03 October 2016
ByAppeared in BioNews 871
The bill lifts a 24-year ban on VA coverage for such treatment, and it is thought that as many as 1800 veterans who have suffered reproductive injuries while serving in the armed forces could benefit from this legislation.
Walinda West, a spokesperson for the VA, congratulated Congress on its decision to pass the legislation, listed as the FY2017 Military Construction, Veterans Affairs, and Related Agencies (MilCon-VA) Appropriations Bill.
'Including IVF in the medical benefits package would be consistent with the VA's goal to restore the capabilities of veterans and to improve the quality of veterans' lives,' she said.
However, while the new law has lifted the current restrictions on IVF funding, the VA has not formally announced when it plans to begin offering such coverage. According to the bill's primary sponsor, US Senator Patty Murray, the legislation does not entitle the VA to any extra money to pay for fertility treatment and they will have to generate the funding via other means.

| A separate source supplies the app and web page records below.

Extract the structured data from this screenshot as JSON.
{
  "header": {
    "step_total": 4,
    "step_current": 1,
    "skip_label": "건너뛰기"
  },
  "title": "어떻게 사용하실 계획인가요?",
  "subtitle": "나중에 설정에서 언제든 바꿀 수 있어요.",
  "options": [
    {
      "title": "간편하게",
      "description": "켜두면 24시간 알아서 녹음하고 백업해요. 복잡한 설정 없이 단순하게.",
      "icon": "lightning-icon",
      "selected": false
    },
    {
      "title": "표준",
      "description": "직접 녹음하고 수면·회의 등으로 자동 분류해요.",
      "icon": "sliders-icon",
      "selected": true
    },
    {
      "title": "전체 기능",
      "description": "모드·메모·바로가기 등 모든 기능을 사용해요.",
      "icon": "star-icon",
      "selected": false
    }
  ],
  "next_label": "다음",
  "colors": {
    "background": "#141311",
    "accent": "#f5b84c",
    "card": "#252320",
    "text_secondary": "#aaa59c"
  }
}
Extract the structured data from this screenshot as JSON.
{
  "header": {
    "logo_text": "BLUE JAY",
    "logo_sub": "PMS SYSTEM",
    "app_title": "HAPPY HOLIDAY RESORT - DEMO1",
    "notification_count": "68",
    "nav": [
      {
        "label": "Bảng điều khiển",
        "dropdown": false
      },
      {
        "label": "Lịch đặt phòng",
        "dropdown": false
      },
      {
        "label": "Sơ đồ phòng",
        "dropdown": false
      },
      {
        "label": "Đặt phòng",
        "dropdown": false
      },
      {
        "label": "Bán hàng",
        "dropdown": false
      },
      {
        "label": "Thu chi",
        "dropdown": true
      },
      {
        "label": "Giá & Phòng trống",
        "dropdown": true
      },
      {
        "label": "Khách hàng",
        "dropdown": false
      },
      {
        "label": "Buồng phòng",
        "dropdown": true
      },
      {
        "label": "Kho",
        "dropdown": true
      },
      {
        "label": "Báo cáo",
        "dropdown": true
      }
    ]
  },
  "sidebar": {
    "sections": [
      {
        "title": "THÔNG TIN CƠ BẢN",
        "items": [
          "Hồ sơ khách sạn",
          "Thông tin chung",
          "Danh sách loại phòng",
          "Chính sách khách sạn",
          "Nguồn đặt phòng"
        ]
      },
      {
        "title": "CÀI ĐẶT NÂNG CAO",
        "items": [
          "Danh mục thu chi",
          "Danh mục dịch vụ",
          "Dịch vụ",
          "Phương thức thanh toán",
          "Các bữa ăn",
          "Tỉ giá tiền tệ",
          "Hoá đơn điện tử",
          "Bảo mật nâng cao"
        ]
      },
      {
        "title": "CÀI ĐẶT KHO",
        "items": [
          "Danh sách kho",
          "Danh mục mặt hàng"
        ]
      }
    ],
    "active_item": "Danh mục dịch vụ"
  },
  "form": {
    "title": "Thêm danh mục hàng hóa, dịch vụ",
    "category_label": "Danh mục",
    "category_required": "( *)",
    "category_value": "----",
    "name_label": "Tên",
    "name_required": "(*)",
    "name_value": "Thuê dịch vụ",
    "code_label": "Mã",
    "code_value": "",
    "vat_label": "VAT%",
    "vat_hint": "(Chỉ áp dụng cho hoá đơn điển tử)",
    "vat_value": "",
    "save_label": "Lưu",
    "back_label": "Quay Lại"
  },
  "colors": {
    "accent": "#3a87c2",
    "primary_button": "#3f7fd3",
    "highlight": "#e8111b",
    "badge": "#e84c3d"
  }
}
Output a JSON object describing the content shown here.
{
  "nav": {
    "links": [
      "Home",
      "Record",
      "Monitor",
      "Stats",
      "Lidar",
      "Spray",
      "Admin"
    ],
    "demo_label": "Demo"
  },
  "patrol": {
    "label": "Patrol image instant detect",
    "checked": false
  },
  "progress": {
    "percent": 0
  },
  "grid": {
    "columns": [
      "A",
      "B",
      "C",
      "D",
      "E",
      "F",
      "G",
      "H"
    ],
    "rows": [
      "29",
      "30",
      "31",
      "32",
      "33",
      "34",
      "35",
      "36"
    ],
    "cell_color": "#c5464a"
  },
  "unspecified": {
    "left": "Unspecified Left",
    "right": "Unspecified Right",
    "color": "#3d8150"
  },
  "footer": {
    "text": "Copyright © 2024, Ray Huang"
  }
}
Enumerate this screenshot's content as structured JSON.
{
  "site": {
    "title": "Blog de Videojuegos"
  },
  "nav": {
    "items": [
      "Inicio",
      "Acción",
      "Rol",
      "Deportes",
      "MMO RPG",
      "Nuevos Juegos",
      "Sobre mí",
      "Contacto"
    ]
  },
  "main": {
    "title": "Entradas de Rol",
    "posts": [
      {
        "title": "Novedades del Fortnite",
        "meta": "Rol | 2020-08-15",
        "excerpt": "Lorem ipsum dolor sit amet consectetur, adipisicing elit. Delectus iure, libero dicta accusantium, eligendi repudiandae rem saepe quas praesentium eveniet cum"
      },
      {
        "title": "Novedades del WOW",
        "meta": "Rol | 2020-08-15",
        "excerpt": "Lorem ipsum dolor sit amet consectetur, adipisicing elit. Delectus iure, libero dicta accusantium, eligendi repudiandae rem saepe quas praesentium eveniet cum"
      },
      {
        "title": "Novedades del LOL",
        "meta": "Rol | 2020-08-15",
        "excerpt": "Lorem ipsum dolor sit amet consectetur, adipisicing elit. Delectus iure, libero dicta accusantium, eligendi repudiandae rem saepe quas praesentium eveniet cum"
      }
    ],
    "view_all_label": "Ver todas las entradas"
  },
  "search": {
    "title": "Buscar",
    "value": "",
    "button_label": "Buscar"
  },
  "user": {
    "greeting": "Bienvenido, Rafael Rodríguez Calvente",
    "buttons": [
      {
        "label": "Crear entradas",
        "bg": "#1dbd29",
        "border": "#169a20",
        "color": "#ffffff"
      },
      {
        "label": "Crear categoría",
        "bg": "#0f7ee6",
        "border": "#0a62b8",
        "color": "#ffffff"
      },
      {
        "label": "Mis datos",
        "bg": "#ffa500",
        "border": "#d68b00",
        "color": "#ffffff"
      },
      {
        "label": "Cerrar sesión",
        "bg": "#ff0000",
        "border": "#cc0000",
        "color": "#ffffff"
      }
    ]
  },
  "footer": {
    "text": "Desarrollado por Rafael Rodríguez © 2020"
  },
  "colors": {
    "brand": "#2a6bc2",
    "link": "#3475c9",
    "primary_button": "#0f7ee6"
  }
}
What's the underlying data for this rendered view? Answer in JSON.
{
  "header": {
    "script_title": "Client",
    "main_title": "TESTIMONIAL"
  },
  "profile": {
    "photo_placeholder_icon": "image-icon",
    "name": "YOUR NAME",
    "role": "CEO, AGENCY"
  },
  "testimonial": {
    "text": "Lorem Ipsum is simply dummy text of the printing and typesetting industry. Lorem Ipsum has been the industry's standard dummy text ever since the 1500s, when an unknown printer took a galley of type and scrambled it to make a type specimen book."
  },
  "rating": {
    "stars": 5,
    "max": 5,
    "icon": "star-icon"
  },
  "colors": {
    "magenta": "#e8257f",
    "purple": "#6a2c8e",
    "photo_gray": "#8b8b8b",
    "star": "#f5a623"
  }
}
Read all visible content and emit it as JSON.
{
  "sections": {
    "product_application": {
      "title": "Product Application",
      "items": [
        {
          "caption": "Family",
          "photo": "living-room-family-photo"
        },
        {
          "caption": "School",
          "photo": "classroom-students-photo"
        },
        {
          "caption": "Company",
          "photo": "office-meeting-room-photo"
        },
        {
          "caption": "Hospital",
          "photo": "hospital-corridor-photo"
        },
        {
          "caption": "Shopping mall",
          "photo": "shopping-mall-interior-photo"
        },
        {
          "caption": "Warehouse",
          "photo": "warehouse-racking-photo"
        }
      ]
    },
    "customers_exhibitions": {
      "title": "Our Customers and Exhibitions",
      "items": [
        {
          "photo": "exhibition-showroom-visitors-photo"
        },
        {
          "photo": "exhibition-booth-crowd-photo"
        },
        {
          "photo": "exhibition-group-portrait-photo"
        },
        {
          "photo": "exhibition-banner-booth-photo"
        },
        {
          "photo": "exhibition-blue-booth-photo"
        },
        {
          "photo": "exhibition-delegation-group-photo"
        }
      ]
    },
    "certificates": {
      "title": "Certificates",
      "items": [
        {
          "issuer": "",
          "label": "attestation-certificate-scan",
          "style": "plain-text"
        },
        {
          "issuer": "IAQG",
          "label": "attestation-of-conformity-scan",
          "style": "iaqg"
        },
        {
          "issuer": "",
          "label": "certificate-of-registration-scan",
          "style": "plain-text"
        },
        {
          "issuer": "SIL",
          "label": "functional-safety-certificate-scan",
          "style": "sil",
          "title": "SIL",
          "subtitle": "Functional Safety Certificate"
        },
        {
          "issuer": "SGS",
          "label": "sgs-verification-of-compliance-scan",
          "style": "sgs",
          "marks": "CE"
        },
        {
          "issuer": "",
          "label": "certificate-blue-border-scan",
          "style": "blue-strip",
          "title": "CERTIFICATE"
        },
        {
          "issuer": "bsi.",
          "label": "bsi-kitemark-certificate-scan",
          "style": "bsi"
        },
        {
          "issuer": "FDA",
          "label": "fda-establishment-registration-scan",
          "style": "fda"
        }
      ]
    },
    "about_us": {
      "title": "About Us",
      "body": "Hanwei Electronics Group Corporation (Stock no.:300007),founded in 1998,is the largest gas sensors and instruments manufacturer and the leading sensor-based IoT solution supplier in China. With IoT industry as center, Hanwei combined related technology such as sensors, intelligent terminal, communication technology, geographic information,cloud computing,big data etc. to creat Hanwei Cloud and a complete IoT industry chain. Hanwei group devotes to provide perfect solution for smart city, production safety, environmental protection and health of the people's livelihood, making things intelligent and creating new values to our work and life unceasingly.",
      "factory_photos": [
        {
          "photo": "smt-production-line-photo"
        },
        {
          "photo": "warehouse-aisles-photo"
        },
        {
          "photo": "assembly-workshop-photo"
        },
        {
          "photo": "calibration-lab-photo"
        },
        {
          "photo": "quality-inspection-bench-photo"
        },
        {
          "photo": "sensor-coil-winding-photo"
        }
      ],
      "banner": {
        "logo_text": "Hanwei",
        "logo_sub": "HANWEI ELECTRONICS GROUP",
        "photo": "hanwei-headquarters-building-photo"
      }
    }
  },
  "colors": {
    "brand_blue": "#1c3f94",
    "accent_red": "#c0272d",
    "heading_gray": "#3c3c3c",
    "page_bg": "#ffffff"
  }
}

The Congressional Budget Office has estimated that the VA would need to generate an extra US$145 million each year to cover the costs of offering such a benefit. If the funding cannot be easily generated, then the veteran benefit may not proceed as planned.
The VA is yet to confirm whether it will still provide the funding to veterans for reproductive services if they do not receive additional costs from Congress, and although the MilCon-VA Bill lifts the ban on IVF funding, it does not necessarily mean that the VA has to act upon it anytime soon, or even at all.
The previous ban on IVF funding was supported by religious conservatives in Congress concerned with the destruction of embryos following IVF, and legislative attempts to overturn the restrictions in recent years have been opposed. The MilCon-VA Bill was passed as a last minute addition to a temporary budget bill to fund the VA and only lasts for two years.
Supporters of the legislation have pointed out that the new law does not go far enough, reports the Stars and Stripes. 'It's a first step but what ultimately needs to happen is the ban needs to be repealed,' said a spokesperson for Senator Murray, who has campaigned for IVF coverage for veterans for a number of years.
If the treatment funding does go ahead, it will also cover costs for those who opt to explore adoption services rather than assisted reproductive technologies. The bill has been signed into law by President Barack Obama.